Klausner contends, “Proceeding in this manner provides the best opportunity to maximize value for the benefit of the debtor’s estate and its creditors, while avoiding having the sale process held hostage by CSLP while its alleged lien rights are sorted out. 

“As discussed, it is critical that the debtor seize upon the momentum and interest generated in connection with the recently concluded sale for over $61 million in the Klausner Lumber One LLC bankruptcy case.”

Proceeding this way, Klausner contends, would mean the only matter that the court would then have to determine prior to the approval of this proposed revised county settlement or an eventual sale would be CSLP’s credit bidding rights — or complete lack thereof. 

“This would even allow the above proposed schedule to be lengthened by several months without prejudicing the debtor since the litigation would not need to be concluded prior to the debtor being able to sell the real property along with its other assets.”

Revised settlement

The documents say after negotiations with the county, Klausner and the county have successfully negotiated a revised settlement which Klausner believes will partially resolve the concerns of Carolina Sawmills.

The hearing on the revised settlement will be heard on November 9 in Wilmington, Delaware at 10 a.m.

The revision notes a settlement order would require the county to reconvey property to Klausner pursuant to any order approving a sale.

Under terms of the revised settlement there remains an $11 million strike price but instead of the county receiving $4.5 million, it would receive $4.6 million.
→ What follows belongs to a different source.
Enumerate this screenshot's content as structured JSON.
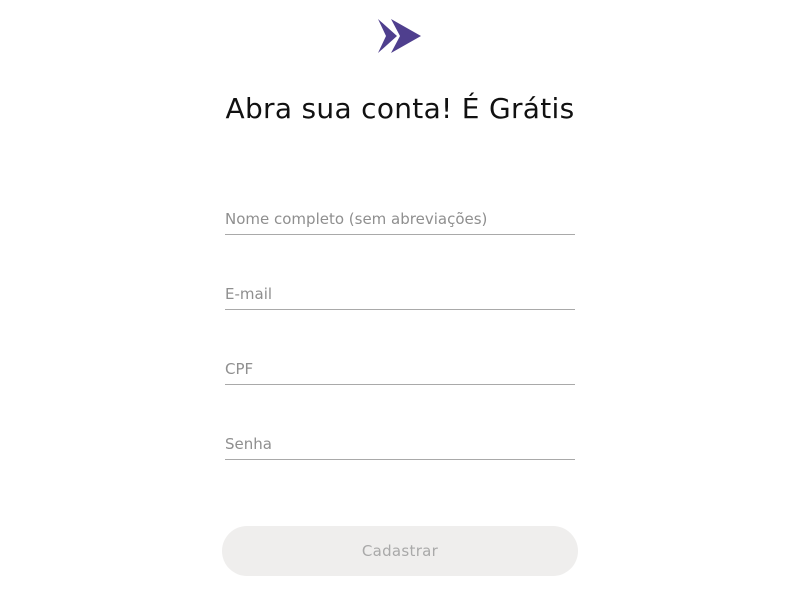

The first $1.5 million would be paid to the debtor.

In the event Klausner and the county are unable to sell the property for the strike price the county would be free to sell the property on its own terms and Klausner would be free to sell the person property on its own terms.

The documents note, with some exceptions, the county acknowledges that it has no right, title, or interest in the scheduled personal property.

Klausner background

Klausner was announced by former Governor Beverly Perdue in 2012 as an economic development project which would bring 350 jobs to Halifax County and represented what was to be a $130 million investment.

The motion by Klausner seeking approval of the settlement said the company was to be one of the first new sawmills built in the United States for some time. 

It was to use European technology “that would result in efficiencies of operations and production, and far greater utilization and less waste of raw materials,” and if successful would have brought a competitive advantage over domestic lumber mills. 

Construction of the sawmill began in 2014. 

Several setbacks and delays occurred during construction over the next several years, and the debtor’s sawmill never became fully operational, which caused a drain on liquidity, previous documents reviewed in the case show.